The government's plans to cut tax credits will face their fiercest opposition yet today as peers consider killing the reforms.
The House of Lords is set to debate and vote on four amendments this afternoon to the proposed cuts to in-work benefits, including a “fatal motion” which could stop the cuts altogether but trigger a constitutional crisis over peers' influence.
The other three are:
- An amendment put forward by Baroness Meacher, seeks to prevent consideration of the bill until a report has been published considering the Institute for Fiscal Studies (IFS) analysis of the impact of the cuts.
- A different proposal, put forward by Labour peer Baroness Hollis, looks to delay the implementation of tax credit cuts until there is "full transitional protection for a minimum of three years" for those who currently receive tax credits.
- And the final amendment, put forward by the bishop of Portsmouth, is a so-called motion of regret, which would call on the government to consult further on the cuts but would not stop them from going into effect.
The government has come under mounting pressure from both the right and the left to U-turn on the proposals, or at the very least introduce additional measures to mitigate the effects of the cuts, which new analysis out this morning says would leave two-thirds of working tax credit recipients worse off.
Cabinet minister Matthew Hancock seemed to indicate that the government would soften the blow of the cuts, telling Radio 4 this morning that chancellor George Osborne is "very much in listening mode".

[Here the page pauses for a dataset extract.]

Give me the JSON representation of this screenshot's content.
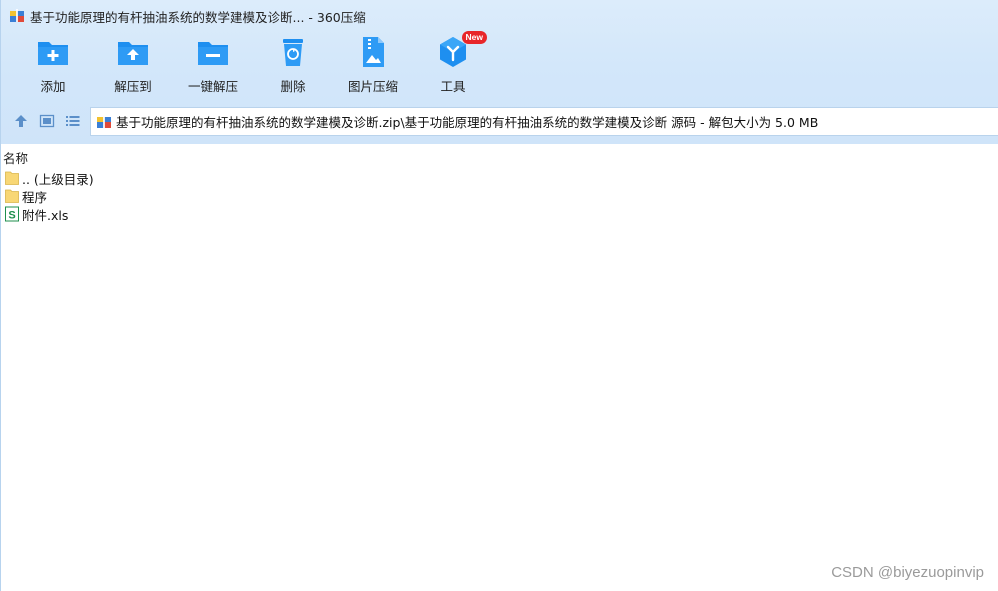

The Prime Minister's spokeswoman, however, said this morning: "The policy is the policy and it is not going to change".
But she left the door open to possible further policy changes in the Autumn Statement later this year, saying: "The point that we are making is that the chancellor has a track record of delivering budgets that back working people and that benefit working people and we will be a government that continues to pursue that approach."